▸ What is expected
Leave out the pictures and print the records below exactly.

Page and application data records
# # # #
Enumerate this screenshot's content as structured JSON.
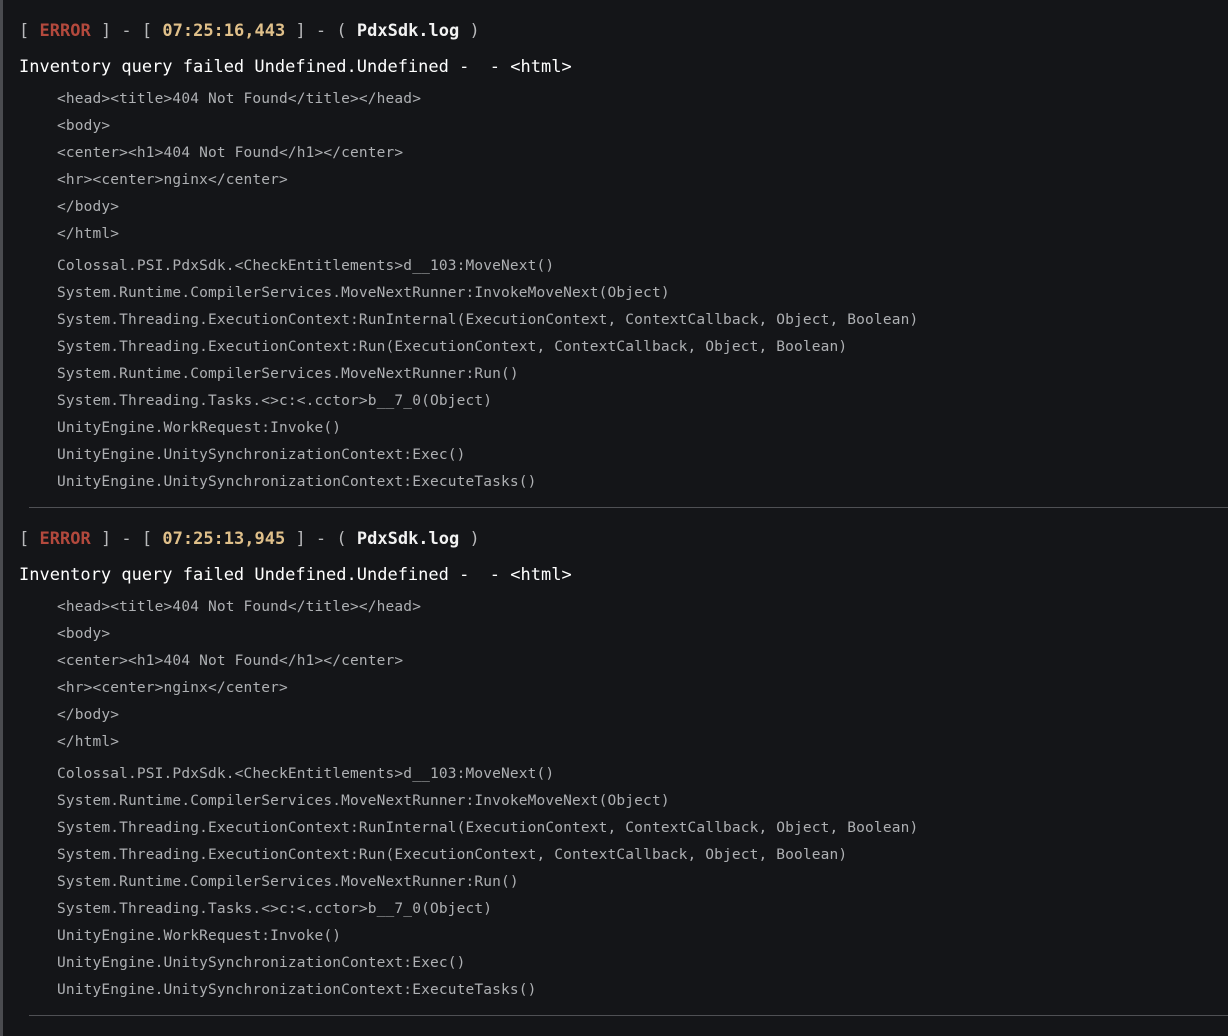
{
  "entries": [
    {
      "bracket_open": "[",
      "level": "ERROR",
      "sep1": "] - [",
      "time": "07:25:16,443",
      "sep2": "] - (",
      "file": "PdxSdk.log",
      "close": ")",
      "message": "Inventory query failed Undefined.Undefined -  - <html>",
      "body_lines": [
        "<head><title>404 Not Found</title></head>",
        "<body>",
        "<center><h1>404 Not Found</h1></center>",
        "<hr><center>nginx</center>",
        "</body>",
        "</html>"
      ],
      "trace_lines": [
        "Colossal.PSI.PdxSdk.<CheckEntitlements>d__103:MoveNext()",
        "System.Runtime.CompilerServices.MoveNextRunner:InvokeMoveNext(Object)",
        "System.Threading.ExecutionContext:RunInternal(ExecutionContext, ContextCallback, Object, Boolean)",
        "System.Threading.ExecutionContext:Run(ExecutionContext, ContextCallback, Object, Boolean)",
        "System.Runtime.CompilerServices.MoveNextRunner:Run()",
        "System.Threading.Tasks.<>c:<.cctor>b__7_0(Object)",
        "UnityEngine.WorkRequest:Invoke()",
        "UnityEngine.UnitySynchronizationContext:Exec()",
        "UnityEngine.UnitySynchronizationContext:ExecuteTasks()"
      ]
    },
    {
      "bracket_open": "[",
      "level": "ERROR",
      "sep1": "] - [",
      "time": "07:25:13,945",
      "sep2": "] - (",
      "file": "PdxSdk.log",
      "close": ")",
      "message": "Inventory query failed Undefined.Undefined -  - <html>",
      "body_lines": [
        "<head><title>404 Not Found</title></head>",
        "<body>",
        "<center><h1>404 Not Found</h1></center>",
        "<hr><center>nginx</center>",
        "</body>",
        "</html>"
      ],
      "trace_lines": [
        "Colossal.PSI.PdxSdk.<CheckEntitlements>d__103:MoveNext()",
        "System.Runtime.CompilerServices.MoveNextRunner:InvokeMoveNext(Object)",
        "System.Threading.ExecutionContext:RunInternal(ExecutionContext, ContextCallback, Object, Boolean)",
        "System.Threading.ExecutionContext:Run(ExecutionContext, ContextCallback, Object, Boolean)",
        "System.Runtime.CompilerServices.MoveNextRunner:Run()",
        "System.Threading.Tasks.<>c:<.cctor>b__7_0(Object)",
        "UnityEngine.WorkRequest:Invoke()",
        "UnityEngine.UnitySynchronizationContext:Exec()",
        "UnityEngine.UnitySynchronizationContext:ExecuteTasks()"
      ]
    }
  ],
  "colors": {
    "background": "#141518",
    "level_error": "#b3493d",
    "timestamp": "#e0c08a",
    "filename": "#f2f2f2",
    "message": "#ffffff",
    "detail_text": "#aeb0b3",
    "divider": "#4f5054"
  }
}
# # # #
▸ Answer area
Enumerate this screenshot's content as structured JSON.
{
  "entries": [
    {
      "bracket_open": "[",
      "level": "ERROR",
      "sep1": "] - [",
      "time": "07:25:16,443",
      "sep2": "] - (",
      "file": "PdxSdk.log",
      "close": ")",
      "message": "Inventory query failed Undefined.Undefined -  - <html>",
      "body_lines": [
        "<head><title>404 Not Found</title></head>",
        "<body>",
        "<center><h1>404 Not Found</h1></center>",
        "<hr><center>nginx</center>",
        "</body>",
        "</html>"
      ],
      "trace_lines": [
        "Colossal.PSI.PdxSdk.<CheckEntitlements>d__103:MoveNext()",
        "System.Runtime.CompilerServices.MoveNextRunner:InvokeMoveNext(Object)",
        "System.Threading.ExecutionContext:RunInternal(ExecutionContext, ContextCallback, Object, Boolean)",
        "System.Threading.ExecutionContext:Run(ExecutionContext, ContextCallback, Object, Boolean)",
        "System.Runtime.CompilerServices.MoveNextRunner:Run()",
        "System.Threading.Tasks.<>c:<.cctor>b__7_0(Object)",
        "UnityEngine.WorkRequest:Invoke()",
        "UnityEngine.UnitySynchronizationContext:Exec()",
        "UnityEngine.UnitySynchronizationContext:ExecuteTasks()"
      ]
    },
    {
      "bracket_open": "[",
      "level": "ERROR",
      "sep1": "] - [",
      "time": "07:25:13,945",
      "sep2": "] - (",
      "file": "PdxSdk.log",
      "close": ")",
      "message": "Inventory query failed Undefined.Undefined -  - <html>",
      "body_lines": [
        "<head><title>404 Not Found</title></head>",
        "<body>",
        "<center><h1>404 Not Found</h1></center>",
        "<hr><center>nginx</center>",
        "</body>",
        "</html>"
      ],
      "trace_lines": [
        "Colossal.PSI.PdxSdk.<CheckEntitlements>d__103:MoveNext()",
        "System.Runtime.CompilerServices.MoveNextRunner:InvokeMoveNext(Object)",
        "System.Threading.ExecutionContext:RunInternal(ExecutionContext, ContextCallback, Object, Boolean)",
        "System.Threading.ExecutionContext:Run(ExecutionContext, ContextCallback, Object, Boolean)",
        "System.Runtime.CompilerServices.MoveNextRunner:Run()",
        "System.Threading.Tasks.<>c:<.cctor>b__7_0(Object)",
        "UnityEngine.WorkRequest:Invoke()",
        "UnityEngine.UnitySynchronizationContext:Exec()",
        "UnityEngine.UnitySynchronizationContext:ExecuteTasks()"
      ]
    }
  ],
  "colors": {
    "background": "#141518",
    "level_error": "#b3493d",
    "timestamp": "#e0c08a",
    "filename": "#f2f2f2",
    "message": "#ffffff",
    "detail_text": "#aeb0b3",
    "divider": "#4f5054"
  }
}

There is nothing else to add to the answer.